A total of 702 pupils in Grade 8 from 14 classes in two public schools in East and South China completed an assessment of their maths achievement, homework self-concept, interest and effort at six weeks after the start of the school year and at the end of the school year. The analysis showed that: 

  • Reciprocal effects were found between maths self-concept and achievement, effort and achievement, as well as interest and effort.
  •  In particular, the authors found that higher homework interest led to higher subsequent effort, and higher prior effort could promote higher homework interest. 
  • Moreover, self-concept had no significant effect on subsequent interest, but prior interest led to higher self-concept, possibly reflecting the positive homework attitude among Chinese pupils. 

The authors suggest that the reciprocal effects indicated that simultaneously improving homework self-concept, interest, effort and maths achievement is a more effective approach. Specifically, attention should be paid to how homework interest and effort can be promoted more effectively.

Source: Reciprocal effects of homework self-concept, interest, effort, and math achievement (October 2018), Contemporary Educational Psychology

No evidence of impact for a modularisation and self-paced computer-assisted approach to college maths

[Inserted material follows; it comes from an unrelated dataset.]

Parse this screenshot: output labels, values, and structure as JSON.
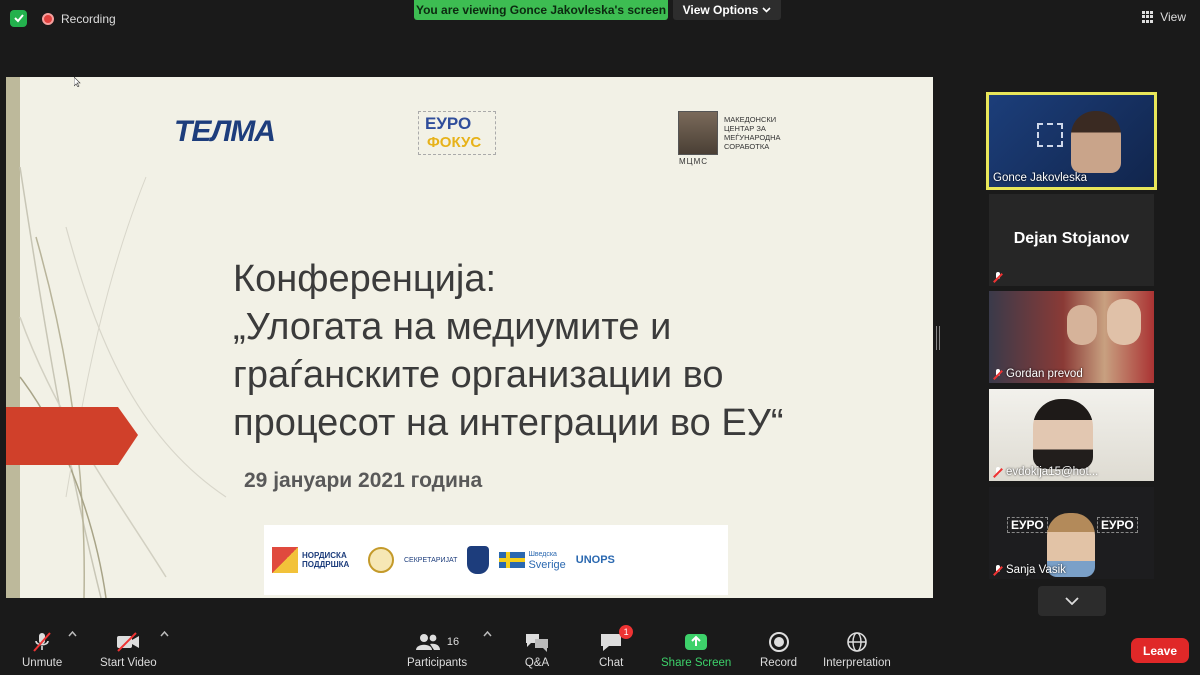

One of the greatest challenges facing community colleges in the US is that most students’ maths skills are below college level. These students are often referred to developmental maths courses, however, most students never complete the course and fail to earn a college degree.

A study published in Journal of Research on Educational Effectiveness looks at whether a modularised, computer-assisted approach that allows students to move at their own pace through the developmental maths course has any impact on students’ likelihood of completing the developmental maths course, compared with more traditional teaching.

The findings of the randomised trial of 1,400 students found that although the programme was well-implemented, there was no evidence that it was any more or less effective than traditional courses at helping students complete the developmental maths course. The researchers comment that although the results are disappointing, they are important because modularisation and self-paced computer-assisted approaches are popular teaching methods.

Source: A randomized controlled trial of a modularized, computer-assisted, self-paced approach to developmental math (September 2019), Journal of Research on Educational Effectiveness

Digital feedback in primary maths

The Education Endowment Foundation has published an evaluation of Digital Feedback in Primary Maths, a programme that aims to improve primary school teachers’ feedback to pupils.

The intervention uses a tablet application called Explain Everything, diagnostic assessments, and training on effective feedback. The app allows teachers to provide pupils with digitally recorded feedback on a tablet, rather than written feedback. Pupils have the opportunity to review their feedback and develop their work further. By improving teachers’ diagnostic and feedback skills when teaching maths in primary schools, the intervention aims to ultimately improve pupils’ outcomes in maths.

To estimate the impact of Digital Feedback on maths achievement, the evaluation used a randomised controlled trial involving 2,564 pupils in 108 classes across 34 English primary schools. While the intervention took place in each school, classrooms were randomly assigned to the treatment or control group, which carried on with business-as-usual teaching.

The results of the evaluation found no evidence that pupils taking part in the programme made more progress in maths, on average (effect size = -0.04), than the control group. 

Source: Digital feedback in primary maths (September 2019), Education Endowment Foundation